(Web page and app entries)
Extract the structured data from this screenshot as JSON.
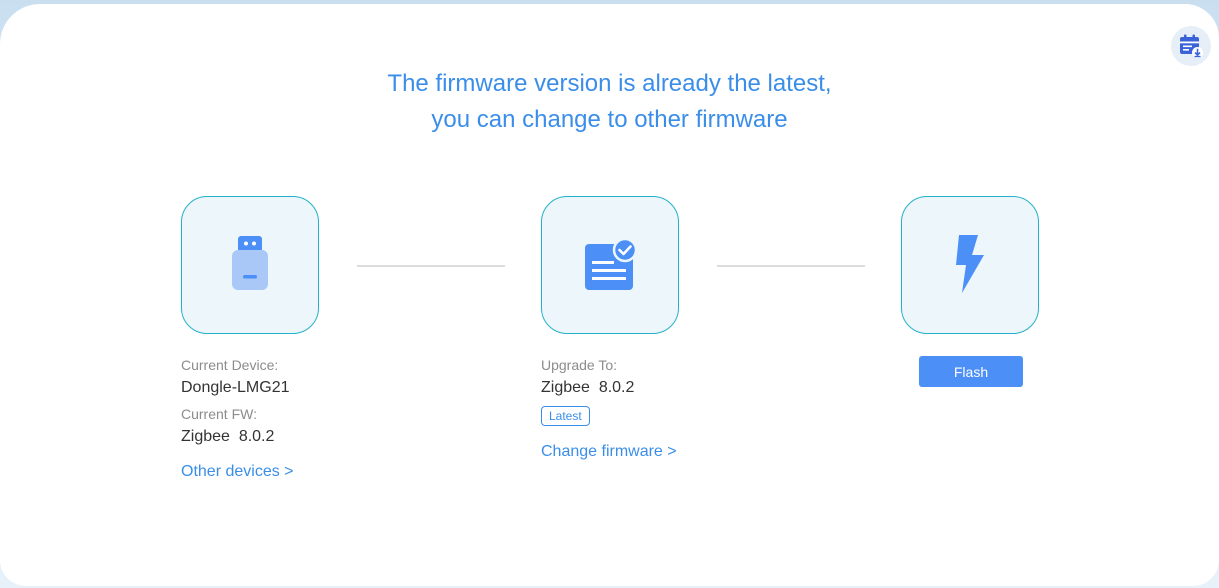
{
  "header": {
    "line1": "The firmware version is already the latest,",
    "line2": "you can change to other firmware",
    "top_icon": "calendar-download-icon"
  },
  "device_step": {
    "icon": "usb-dongle-icon",
    "current_device_label": "Current Device:",
    "current_device_value": "Dongle-LMG21",
    "current_fw_label": "Current FW:",
    "current_fw_value": "Zigbee  8.0.2",
    "link": "Other devices >"
  },
  "firmware_step": {
    "icon": "firmware-check-icon",
    "upgrade_label": "Upgrade To:",
    "upgrade_value": "Zigbee  8.0.2",
    "badge": "Latest",
    "link": "Change firmware >"
  },
  "flash_step": {
    "icon": "lightning-bolt-icon",
    "button_label": "Flash"
  },
  "colors": {
    "accent": "#3a8ee9",
    "button": "#4b8ff7",
    "box_border": "#22b1c8",
    "box_bg": "#ecf6fb"
  }
}
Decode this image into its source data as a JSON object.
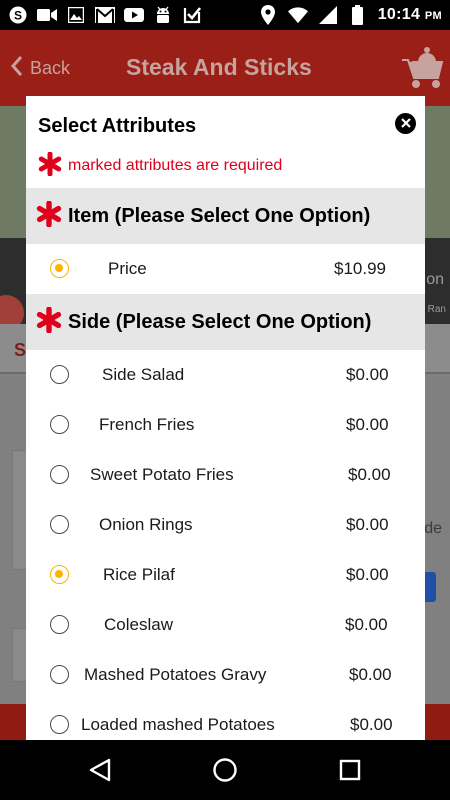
{
  "status_bar": {
    "time": "10:14",
    "ampm": "PM",
    "left_icons": [
      "skype-icon",
      "video-camera-icon",
      "image-icon",
      "gmail-icon",
      "youtube-icon",
      "android-icon",
      "checkbox-icon"
    ],
    "right_icons": [
      "location-icon",
      "wifi-icon",
      "signal-icon",
      "battery-icon"
    ]
  },
  "background_app": {
    "back_label": "Back",
    "title": "Steak And Sticks",
    "strip_text": "on",
    "strip_small": "Ran",
    "tab_letter": "S",
    "right_text": "de",
    "accent": "#9a1f16"
  },
  "modal": {
    "title": "Select Attributes",
    "required_note": "marked attributes are required",
    "required_color": "#e0001b",
    "selected_color": "#ffb300",
    "sections": [
      {
        "title": "Item (Please Select One Option)",
        "options": [
          {
            "label": "Price",
            "price": "$10.99",
            "selected": true
          }
        ]
      },
      {
        "title": "Side (Please Select One Option)",
        "options": [
          {
            "label": "Side Salad",
            "price": "$0.00",
            "selected": false
          },
          {
            "label": "French Fries",
            "price": "$0.00",
            "selected": false
          },
          {
            "label": "Sweet Potato Fries",
            "price": "$0.00",
            "selected": false
          },
          {
            "label": "Onion Rings",
            "price": "$0.00",
            "selected": false
          },
          {
            "label": "Rice Pilaf",
            "price": "$0.00",
            "selected": true
          },
          {
            "label": "Coleslaw",
            "price": "$0.00",
            "selected": false
          },
          {
            "label": "Mashed Potatoes Gravy",
            "price": "$0.00",
            "selected": false
          },
          {
            "label": "Loaded mashed Potatoes",
            "price": "$0.00",
            "selected": false
          }
        ]
      }
    ]
  },
  "nav_bar": {
    "buttons": [
      "back-triangle-icon",
      "home-circle-icon",
      "recents-square-icon"
    ]
  }
}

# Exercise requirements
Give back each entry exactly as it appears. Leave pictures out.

# Result
Extract the structured data from this screenshot as JSON.
{
  "header": {
    "line1": "The firmware version is already the latest,",
    "line2": "you can change to other firmware",
    "top_icon": "calendar-download-icon"
  },
  "device_step": {
    "icon": "usb-dongle-icon",
    "current_device_label": "Current Device:",
    "current_device_value": "Dongle-LMG21",
    "current_fw_label": "Current FW:",
    "current_fw_value": "Zigbee  8.0.2",
    "link": "Other devices >"
  },
  "firmware_step": {
    "icon": "firmware-check-icon",
    "upgrade_label": "Upgrade To:",
    "upgrade_value": "Zigbee  8.0.2",
    "badge": "Latest",
    "link": "Change firmware >"
  },
  "flash_step": {
    "icon": "lightning-bolt-icon",
    "button_label": "Flash"
  },
  "colors": {
    "accent": "#3a8ee9",
    "button": "#4b8ff7",
    "box_border": "#22b1c8",
    "box_bg": "#ecf6fb"
  }
}
Decode this image into its source data as a JSON object.
{
  "status_bar": {
    "time": "10:14",
    "ampm": "PM",
    "left_icons": [
      "skype-icon",
      "video-camera-icon",
      "image-icon",
      "gmail-icon",
      "youtube-icon",
      "android-icon",
      "checkbox-icon"
    ],
    "right_icons": [
      "location-icon",
      "wifi-icon",
      "signal-icon",
      "battery-icon"
    ]
  },
  "background_app": {
    "back_label": "Back",
    "title": "Steak And Sticks",
    "strip_text": "on",
    "strip_small": "Ran",
    "tab_letter": "S",
    "right_text": "de",
    "accent": "#9a1f16"
  },
  "modal": {
    "title": "Select Attributes",
    "required_note": "marked attributes are required",
    "required_color": "#e0001b",
    "selected_color": "#ffb300",
    "sections": [
      {
        "title": "Item (Please Select One Option)",
        "options": [
          {
            "label": "Price",
            "price": "$10.99",
            "selected": true
          }
        ]
      },
      {
        "title": "Side (Please Select One Option)",
        "options": [
          {
            "label": "Side Salad",
            "price": "$0.00",
            "selected": false
          },
          {
            "label": "French Fries",
            "price": "$0.00",
            "selected": false
          },
          {
            "label": "Sweet Potato Fries",
            "price": "$0.00",
            "selected": false
          },
          {
            "label": "Onion Rings",
            "price": "$0.00",
            "selected": false
          },
          {
            "label": "Rice Pilaf",
            "price": "$0.00",
            "selected": true
          },
          {
            "label": "Coleslaw",
            "price": "$0.00",
            "selected": false
          },
          {
            "label": "Mashed Potatoes Gravy",
            "price": "$0.00",
            "selected": false
          },
          {
            "label": "Loaded mashed Potatoes",
            "price": "$0.00",
            "selected": false
          }
        ]
      }
    ]
  },
  "nav_bar": {
    "buttons": [
      "back-triangle-icon",
      "home-circle-icon",
      "recents-square-icon"
    ]
  }
}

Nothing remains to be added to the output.